Songs are often slathered in over-simplification. We’ve generally gone along with the musical proclamation that our smiles trigger the rest of the world to smile with us.
Wait a minute. The world ignores, remaining ambivalent, whether we’re smiling or not.
This is not to say there is not value in smiles; they are worthwhile if they do nothing more than brighten a few lives in our own little world. Even slight grins help, and they buy a few seconds while we’re trying to think what to say next.
Such instruction is helpful to grandparents. A current example is provided by Dr. Lanny Hall, Chancellor of Hardin-Simmons University. A while back, he told his 12-year-old granddaughter a joke that would result in her aisle-rolling.
The chiseled-in-stone expression on Ada McCutchen’s face didn’t change, however. Dr. Hall asked if she thought it was funny. Bad idea! Her blank face “spoke” boldly, clearly indicating a “zero” response on her applause meter. He should have known it was an in-your-face response, better than pie-in-the-face, but just barely.
“You know what I think is funny, Poppy? That you think you’re funny.”
Surely there are throngs of grandparents who’ve “been-there, done-that.”
I cringed a couple of years ago when my then nine-year-old granddaughter asked my age. “78,” I answered.
“Did you start at one?” she wanted to know.
Ordinary people often reach pinnacles of success by clinging always to optimism, even when dealt bad hands.
I never knew a more consistent optimist and effective pastor than the late Rev. Miller Robinson, a beloved West Texas pastor who “forged on” despite the constant pain of rheumatoid arthritis during most of his adult life.
Doctors at Temple’s Scott and White Hospital diagnosed the terrible disease when he was in his late 20s. “I’m afraid you’ve got the ‘honky-tonk’ disease,” one doctor said. “You’ll wake up every morning with pain in a different joint.”
Who knows? Robinson may have “reconstructed” the wording slightly. Whatever, he enjoyed telling the story in sermons and at banquet lecterns. He was blessed with both “wit and wisdom.” His subtle smile always added to his upbeat nature.
He was never visibly preoccupied with his own health issues. Instead, Robinson was all about “thee and thine,” and never “me and mine.”
The pastor had a clever response when grateful folks at Snyder’s Colonial Hill Baptist Church gave him and wife Sandra the parsonage during his 32-year ministry there. He lamented that he had little time to properly thank them. “I have to hurry on down to the courthouse to make sure the home isn’t valued too high on the tax rolls,” he said.
Part of the appeal of southern gospel quartets is their apparent happiness, despite their inescapable challenge of travelling long distances between concerts. They, too, are augmented by laughter, smiles and funny stories between songs.
They had a twin-bill of quartets a while back in Cleburne.
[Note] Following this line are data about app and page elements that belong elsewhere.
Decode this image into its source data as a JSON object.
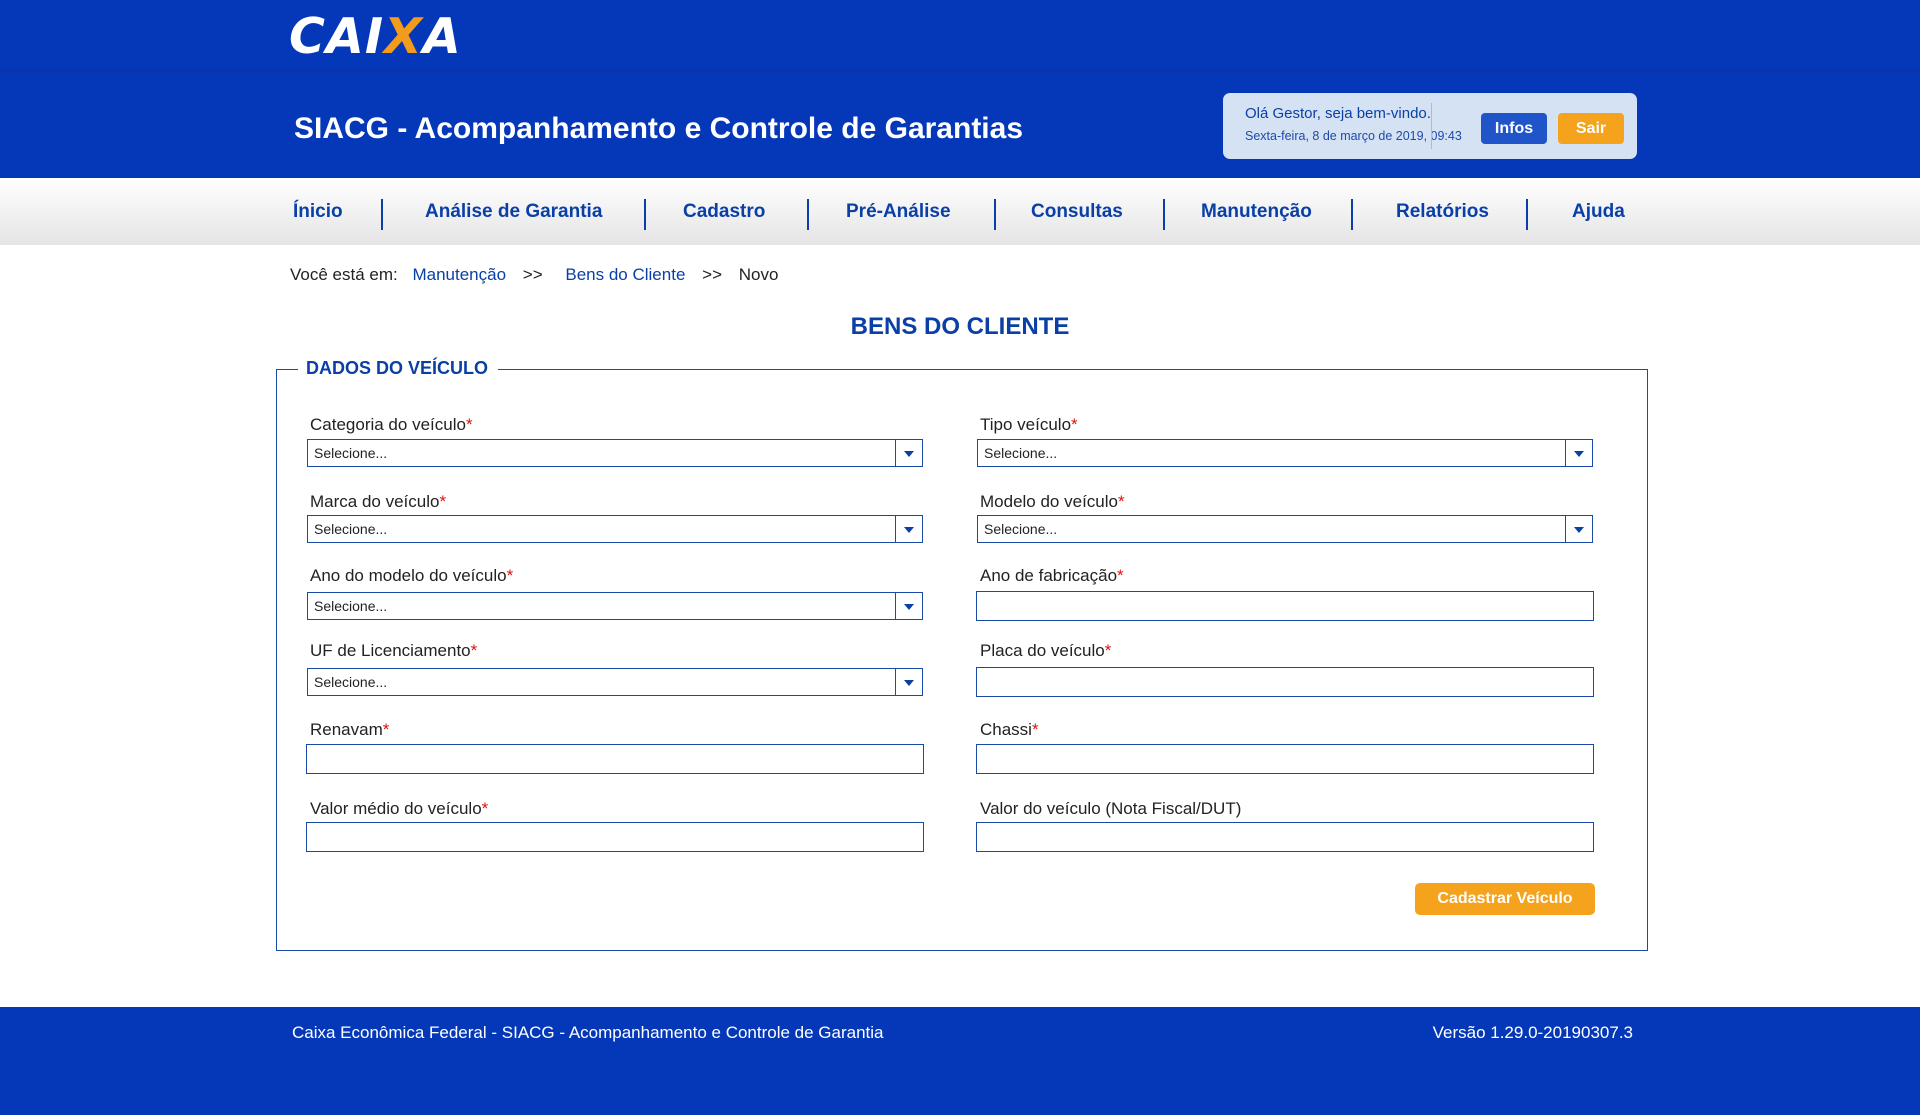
{
  "brand": {
    "logo_text_a": "CAI",
    "logo_text_x": "X",
    "logo_text_b": "A",
    "accent": "#f29b1d",
    "primary": "#0538b8"
  },
  "header": {
    "title": "SIACG - Acompanhamento e Controle de Garantias",
    "greeting": "Olá Gestor, seja bem-vindo.",
    "datetime": "Sexta-feira, 8 de março de 2019, 09:43",
    "infos_label": "Infos",
    "sair_label": "Sair"
  },
  "nav": {
    "items": [
      "Ínicio",
      "Análise de Garantia",
      "Cadastro",
      "Pré-Análise",
      "Consultas",
      "Manutenção",
      "Relatórios",
      "Ajuda"
    ]
  },
  "breadcrumb": {
    "prefix": "Você está em:",
    "items": [
      "Manutenção",
      "Bens do Cliente",
      "Novo"
    ],
    "separator": ">>"
  },
  "page": {
    "title": "BENS DO CLIENTE",
    "section_title": "DADOS DO VEÍCULO",
    "required_mark": "*",
    "submit_label": "Cadastrar Veículo"
  },
  "form": {
    "categoria": {
      "label": "Categoria do veículo",
      "value": "Selecione..."
    },
    "tipo": {
      "label": "Tipo veículo",
      "value": "Selecione..."
    },
    "marca": {
      "label": "Marca do veículo",
      "value": "Selecione..."
    },
    "modelo": {
      "label": "Modelo do veículo",
      "value": "Selecione..."
    },
    "ano_modelo": {
      "label": "Ano do modelo do veículo",
      "value": "Selecione..."
    },
    "ano_fabricacao": {
      "label": "Ano de fabricação",
      "value": ""
    },
    "uf": {
      "label": "UF de Licenciamento",
      "value": "Selecione..."
    },
    "placa": {
      "label": "Placa do veículo",
      "value": ""
    },
    "renavam": {
      "label": "Renavam",
      "value": ""
    },
    "chassi": {
      "label": "Chassi",
      "value": ""
    },
    "valor_medio": {
      "label": "Valor médio do veículo",
      "value": ""
    },
    "valor_nf": {
      "label": "Valor do veículo (Nota Fiscal/DUT)",
      "value": ""
    }
  },
  "footer": {
    "left": "Caixa Econômica Federal - SIACG - Acompanhamento e Controle de Garantia",
    "right": "Versão 1.29.0-20190307.3"
  }
}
On stage were The Blackwood Brothers, now “at it” for 84 years, and The Inspirationals, a family that started back in the 1950s.
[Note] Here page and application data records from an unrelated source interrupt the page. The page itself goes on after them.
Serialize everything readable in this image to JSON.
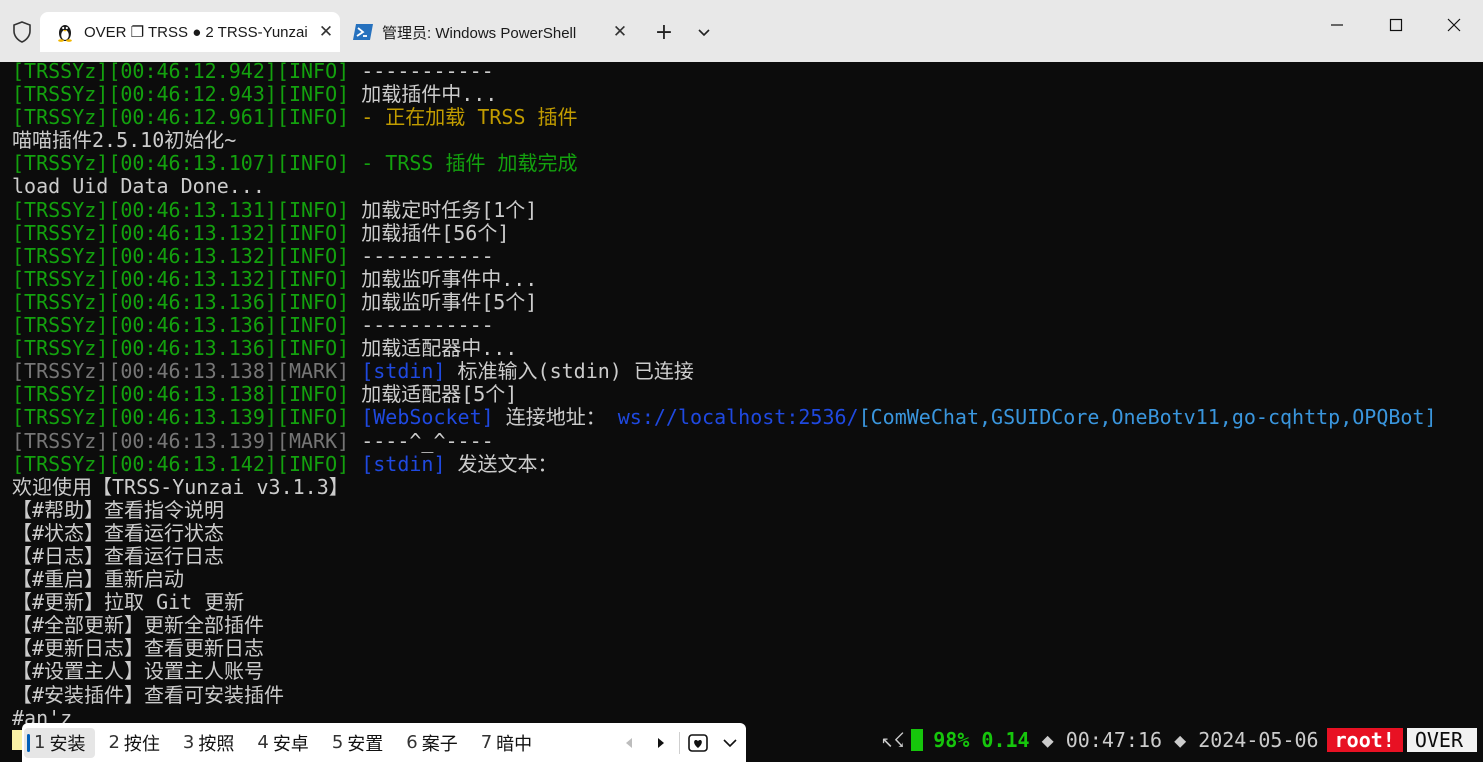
{
  "tabs": {
    "active_title": "OVER ❐ TRSS ● 2 TRSS-Yunzai",
    "inactive_title": "管理员: Windows PowerShell",
    "close_glyph": "✕",
    "new_tab_glyph": "+"
  },
  "terminal": {
    "lines": [
      [
        {
          "t": "[TRSSYz][00:46:12.942][INFO] ",
          "c": "green"
        },
        {
          "t": "-----------",
          "c": "white"
        }
      ],
      [
        {
          "t": "[TRSSYz][00:46:12.943][INFO] ",
          "c": "green"
        },
        {
          "t": "加载插件中...",
          "c": "white"
        }
      ],
      [
        {
          "t": "[TRSSYz][00:46:12.961][INFO] ",
          "c": "green"
        },
        {
          "t": "- 正在加载 TRSS 插件",
          "c": "gold"
        }
      ],
      [
        {
          "t": "喵喵插件2.5.10初始化~",
          "c": "white"
        }
      ],
      [
        {
          "t": "[TRSSYz][00:46:13.107][INFO] ",
          "c": "green"
        },
        {
          "t": "- TRSS 插件 加载完成",
          "c": "green"
        }
      ],
      [
        {
          "t": "load Uid Data Done...",
          "c": "white"
        }
      ],
      [
        {
          "t": "[TRSSYz][00:46:13.131][INFO] ",
          "c": "green"
        },
        {
          "t": "加载定时任务[1个]",
          "c": "white"
        }
      ],
      [
        {
          "t": "[TRSSYz][00:46:13.132][INFO] ",
          "c": "green"
        },
        {
          "t": "加载插件[56个]",
          "c": "white"
        }
      ],
      [
        {
          "t": "[TRSSYz][00:46:13.132][INFO] ",
          "c": "green"
        },
        {
          "t": "-----------",
          "c": "white"
        }
      ],
      [
        {
          "t": "[TRSSYz][00:46:13.132][INFO] ",
          "c": "green"
        },
        {
          "t": "加载监听事件中...",
          "c": "white"
        }
      ],
      [
        {
          "t": "[TRSSYz][00:46:13.136][INFO] ",
          "c": "green"
        },
        {
          "t": "加载监听事件[5个]",
          "c": "white"
        }
      ],
      [
        {
          "t": "[TRSSYz][00:46:13.136][INFO] ",
          "c": "green"
        },
        {
          "t": "-----------",
          "c": "white"
        }
      ],
      [
        {
          "t": "[TRSSYz][00:46:13.136][INFO] ",
          "c": "green"
        },
        {
          "t": "加载适配器中...",
          "c": "white"
        }
      ],
      [
        {
          "t": "[TRSSYz][00:46:13.138][MARK] ",
          "c": "gray"
        },
        {
          "t": "[stdin]",
          "c": "blue"
        },
        {
          "t": " 标准输入(stdin) 已连接",
          "c": "white"
        }
      ],
      [
        {
          "t": "[TRSSYz][00:46:13.138][INFO] ",
          "c": "green"
        },
        {
          "t": "加载适配器[5个]",
          "c": "white"
        }
      ],
      [
        {
          "t": "[TRSSYz][00:46:13.139][INFO] ",
          "c": "green"
        },
        {
          "t": "[WebSocket]",
          "c": "blue"
        },
        {
          "t": " 连接地址： ",
          "c": "white"
        },
        {
          "t": "ws://localhost:2536/",
          "c": "blue"
        },
        {
          "t": "[ComWeChat,GSUIDCore,OneBotv11,go-cqhttp,OPQBot]",
          "c": "cyan"
        }
      ],
      [
        {
          "t": "[TRSSYz][00:46:13.139][MARK] ",
          "c": "gray"
        },
        {
          "t": "----^_^----",
          "c": "white"
        }
      ],
      [
        {
          "t": "[TRSSYz][00:46:13.142][INFO] ",
          "c": "green"
        },
        {
          "t": "[stdin]",
          "c": "blue"
        },
        {
          "t": " 发送文本：",
          "c": "white"
        }
      ],
      [
        {
          "t": "欢迎使用【TRSS-Yunzai v3.1.3】",
          "c": "white"
        }
      ],
      [
        {
          "t": "【#帮助】查看指令说明",
          "c": "white"
        }
      ],
      [
        {
          "t": "【#状态】查看运行状态",
          "c": "white"
        }
      ],
      [
        {
          "t": "【#日志】查看运行日志",
          "c": "white"
        }
      ],
      [
        {
          "t": "【#重启】重新启动",
          "c": "white"
        }
      ],
      [
        {
          "t": "【#更新】拉取 Git 更新",
          "c": "white"
        }
      ],
      [
        {
          "t": "【#全部更新】更新全部插件",
          "c": "white"
        }
      ],
      [
        {
          "t": "【#更新日志】查看更新日志",
          "c": "white"
        }
      ],
      [
        {
          "t": "【#设置主人】设置主人账号",
          "c": "white"
        }
      ],
      [
        {
          "t": "【#安装插件】查看可安装插件",
          "c": "white"
        }
      ],
      [
        {
          "t": "#an'z",
          "c": "white"
        }
      ]
    ]
  },
  "status_bar": {
    "arrows": "↖☇",
    "battery": "98%",
    "load": "0.14",
    "sep": "◆",
    "time": "00:47:16",
    "date": "2024-05-06",
    "user": "root!",
    "mode": "OVER"
  },
  "ime": {
    "candidates": [
      {
        "num": "1",
        "text": "安装"
      },
      {
        "num": "2",
        "text": "按住"
      },
      {
        "num": "3",
        "text": "按照"
      },
      {
        "num": "4",
        "text": "安卓"
      },
      {
        "num": "5",
        "text": "安置"
      },
      {
        "num": "6",
        "text": "案子"
      },
      {
        "num": "7",
        "text": "暗中"
      }
    ]
  },
  "colors": {
    "green": "#13a10e",
    "gray": "#767676",
    "gold": "#c19c00",
    "blue": "#1f49e0",
    "cyan": "#3a96dd",
    "white": "#cccccc"
  }
}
“In the early going, we were travelling in vans while the ‘higher rollers’ were in fancy big rigs,” said Bob Wills, long identified with The Inspirationals.
They learned that a bus would be offered at an auction.
It was a “junker,” but better than their old vans. The Inspirationals made a modest bid. It was the only one, so the auctioneer took it off the block, moving on to other items. Wills, noticing the bus’s diesel engine was left running, feared this could cause great damage. So, he turned off the diesel switch.
As the group was leaving, the auctioneer invited the men to return. “The old engine has stopped and it won’t start. If you guys want the old bus, you can have it for free.” They did, and it served them for several years.